WORK INSTRUCTION —
Each record that follows should be repeated exactly, minus any images.
-- GIVEN RECORDS follows --
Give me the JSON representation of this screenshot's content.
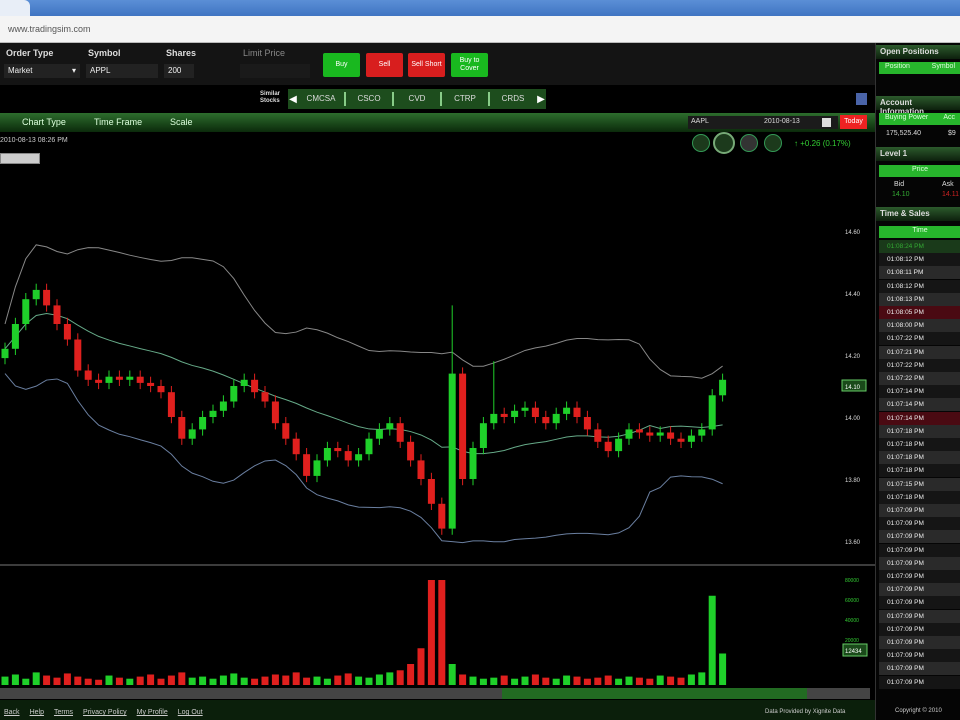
{
  "browser": {
    "url": "www.tradingsim.com"
  },
  "order": {
    "order_type_label": "Order Type",
    "order_type": "Market",
    "symbol_label": "Symbol",
    "symbol": "APPL",
    "shares_label": "Shares",
    "shares": "200",
    "limit_label": "Limit Price",
    "buttons": [
      "Buy",
      "Sell",
      "Sell Short",
      "Buy to Cover"
    ]
  },
  "similar": {
    "label": "Similar Stocks",
    "tabs": [
      "CMCSA",
      "CSCO",
      "CVD",
      "CTRP",
      "CRDS"
    ]
  },
  "chart_toolbar": {
    "items": [
      "Chart Type",
      "Time Frame",
      "Scale"
    ],
    "symbol": "AAPL",
    "date": "2010-08-13",
    "today": "Today",
    "change": "↑ +0.26 (0.17%)"
  },
  "timestamp": "2010-08-13 08:26 PM",
  "chart_data": {
    "type": "candlestick",
    "ylim": [
      13.55,
      14.7
    ],
    "yticks": [
      "14.60",
      "14.40",
      "14.20",
      "14.00",
      "13.80",
      "13.60"
    ],
    "current_price": "14.10",
    "closes": [
      14.22,
      14.3,
      14.38,
      14.41,
      14.36,
      14.3,
      14.25,
      14.15,
      14.12,
      14.11,
      14.13,
      14.12,
      14.13,
      14.11,
      14.1,
      14.08,
      14.0,
      13.93,
      13.96,
      14.0,
      14.02,
      14.05,
      14.1,
      14.12,
      14.08,
      14.05,
      13.98,
      13.93,
      13.88,
      13.81,
      13.86,
      13.9,
      13.89,
      13.86,
      13.88,
      13.93,
      13.96,
      13.98,
      13.92,
      13.86,
      13.8,
      13.72,
      13.64,
      14.14,
      13.8,
      13.9,
      13.98,
      14.01,
      14.0,
      14.02,
      14.03,
      14.0,
      13.98,
      14.01,
      14.03,
      14.0,
      13.96,
      13.92,
      13.89,
      13.93,
      13.96,
      13.95,
      13.94,
      13.95,
      13.93,
      13.92,
      13.94,
      13.96,
      14.07,
      14.12
    ],
    "volumes": [
      8,
      10,
      6,
      12,
      9,
      7,
      11,
      8,
      6,
      5,
      9,
      7,
      6,
      8,
      10,
      6,
      9,
      12,
      7,
      8,
      6,
      9,
      11,
      7,
      6,
      8,
      10,
      9,
      12,
      7,
      8,
      6,
      9,
      11,
      8,
      7,
      10,
      12,
      14,
      20,
      35,
      100,
      100,
      20,
      10,
      8,
      6,
      7,
      9,
      6,
      8,
      10,
      7,
      6,
      9,
      8,
      6,
      7,
      9,
      6,
      8,
      7,
      6,
      9,
      8,
      7,
      10,
      12,
      85,
      30
    ],
    "volume_ticks": [
      "80000",
      "60000",
      "40000",
      "20000"
    ],
    "volume_current": "12434"
  },
  "right": {
    "open_positions": "Open Positions",
    "pos_cols": [
      "Position",
      "Symbol"
    ],
    "account": "Account Information",
    "acc_cols": [
      "Buying Power",
      "Acc"
    ],
    "buying_power": "175,525.40",
    "acc_val": "$9",
    "level1": "Level 1",
    "price": "Price",
    "bid": "Bid",
    "ask": "Ask",
    "bid_val": "14.10",
    "ask_val": "14.11",
    "ts_title": "Time & Sales",
    "ts_col": "Time",
    "ts": [
      "01:08:24 PM",
      "01:08:12 PM",
      "01:08:11 PM",
      "01:08:12 PM",
      "01:08:13 PM",
      "01:08:05 PM",
      "01:08:00 PM",
      "01:07:22 PM",
      "01:07:21 PM",
      "01:07:22 PM",
      "01:07:22 PM",
      "01:07:14 PM",
      "01:07:14 PM",
      "01:07:14 PM",
      "01:07:18 PM",
      "01:07:18 PM",
      "01:07:18 PM",
      "01:07:18 PM",
      "01:07:15 PM",
      "01:07:18 PM",
      "01:07:09 PM",
      "01:07:09 PM",
      "01:07:09 PM",
      "01:07:09 PM",
      "01:07:09 PM",
      "01:07:09 PM",
      "01:07:09 PM",
      "01:07:09 PM",
      "01:07:09 PM",
      "01:07:09 PM",
      "01:07:09 PM",
      "01:07:09 PM",
      "01:07:09 PM",
      "01:07:09 PM"
    ]
  },
  "footer": {
    "links": [
      "Back",
      "Help",
      "Terms",
      "Privacy Policy",
      "My Profile",
      "Log Out"
    ],
    "provider": "Data Provided by Xignite Data",
    "copyright": "Copyright © 2010"
  }
}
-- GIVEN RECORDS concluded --
TASK SOLUTION —
Give me the JSON representation of this screenshot's content.
{
  "browser": {
    "url": "www.tradingsim.com"
  },
  "order": {
    "order_type_label": "Order Type",
    "order_type": "Market",
    "symbol_label": "Symbol",
    "symbol": "APPL",
    "shares_label": "Shares",
    "shares": "200",
    "limit_label": "Limit Price",
    "buttons": [
      "Buy",
      "Sell",
      "Sell Short",
      "Buy to Cover"
    ]
  },
  "similar": {
    "label": "Similar Stocks",
    "tabs": [
      "CMCSA",
      "CSCO",
      "CVD",
      "CTRP",
      "CRDS"
    ]
  },
  "chart_toolbar": {
    "items": [
      "Chart Type",
      "Time Frame",
      "Scale"
    ],
    "symbol": "AAPL",
    "date": "2010-08-13",
    "today": "Today",
    "change": "↑ +0.26 (0.17%)"
  },
  "timestamp": "2010-08-13 08:26 PM",
  "chart_data": {
    "type": "candlestick",
    "ylim": [
      13.55,
      14.7
    ],
    "yticks": [
      "14.60",
      "14.40",
      "14.20",
      "14.00",
      "13.80",
      "13.60"
    ],
    "current_price": "14.10",
    "closes": [
      14.22,
      14.3,
      14.38,
      14.41,
      14.36,
      14.3,
      14.25,
      14.15,
      14.12,
      14.11,
      14.13,
      14.12,
      14.13,
      14.11,
      14.1,
      14.08,
      14.0,
      13.93,
      13.96,
      14.0,
      14.02,
      14.05,
      14.1,
      14.12,
      14.08,
      14.05,
      13.98,
      13.93,
      13.88,
      13.81,
      13.86,
      13.9,
      13.89,
      13.86,
      13.88,
      13.93,
      13.96,
      13.98,
      13.92,
      13.86,
      13.8,
      13.72,
      13.64,
      14.14,
      13.8,
      13.9,
      13.98,
      14.01,
      14.0,
      14.02,
      14.03,
      14.0,
      13.98,
      14.01,
      14.03,
      14.0,
      13.96,
      13.92,
      13.89,
      13.93,
      13.96,
      13.95,
      13.94,
      13.95,
      13.93,
      13.92,
      13.94,
      13.96,
      14.07,
      14.12
    ],
    "volumes": [
      8,
      10,
      6,
      12,
      9,
      7,
      11,
      8,
      6,
      5,
      9,
      7,
      6,
      8,
      10,
      6,
      9,
      12,
      7,
      8,
      6,
      9,
      11,
      7,
      6,
      8,
      10,
      9,
      12,
      7,
      8,
      6,
      9,
      11,
      8,
      7,
      10,
      12,
      14,
      20,
      35,
      100,
      100,
      20,
      10,
      8,
      6,
      7,
      9,
      6,
      8,
      10,
      7,
      6,
      9,
      8,
      6,
      7,
      9,
      6,
      8,
      7,
      6,
      9,
      8,
      7,
      10,
      12,
      85,
      30
    ],
    "volume_ticks": [
      "80000",
      "60000",
      "40000",
      "20000"
    ],
    "volume_current": "12434"
  },
  "right": {
    "open_positions": "Open Positions",
    "pos_cols": [
      "Position",
      "Symbol"
    ],
    "account": "Account Information",
    "acc_cols": [
      "Buying Power",
      "Acc"
    ],
    "buying_power": "175,525.40",
    "acc_val": "$9",
    "level1": "Level 1",
    "price": "Price",
    "bid": "Bid",
    "ask": "Ask",
    "bid_val": "14.10",
    "ask_val": "14.11",
    "ts_title": "Time & Sales",
    "ts_col": "Time",
    "ts": [
      "01:08:24 PM",
      "01:08:12 PM",
      "01:08:11 PM",
      "01:08:12 PM",
      "01:08:13 PM",
      "01:08:05 PM",
      "01:08:00 PM",
      "01:07:22 PM",
      "01:07:21 PM",
      "01:07:22 PM",
      "01:07:22 PM",
      "01:07:14 PM",
      "01:07:14 PM",
      "01:07:14 PM",
      "01:07:18 PM",
      "01:07:18 PM",
      "01:07:18 PM",
      "01:07:18 PM",
      "01:07:15 PM",
      "01:07:18 PM",
      "01:07:09 PM",
      "01:07:09 PM",
      "01:07:09 PM",
      "01:07:09 PM",
      "01:07:09 PM",
      "01:07:09 PM",
      "01:07:09 PM",
      "01:07:09 PM",
      "01:07:09 PM",
      "01:07:09 PM",
      "01:07:09 PM",
      "01:07:09 PM",
      "01:07:09 PM",
      "01:07:09 PM"
    ]
  },
  "footer": {
    "links": [
      "Back",
      "Help",
      "Terms",
      "Privacy Policy",
      "My Profile",
      "Log Out"
    ],
    "provider": "Data Provided by Xignite Data",
    "copyright": "Copyright © 2010"
  }
}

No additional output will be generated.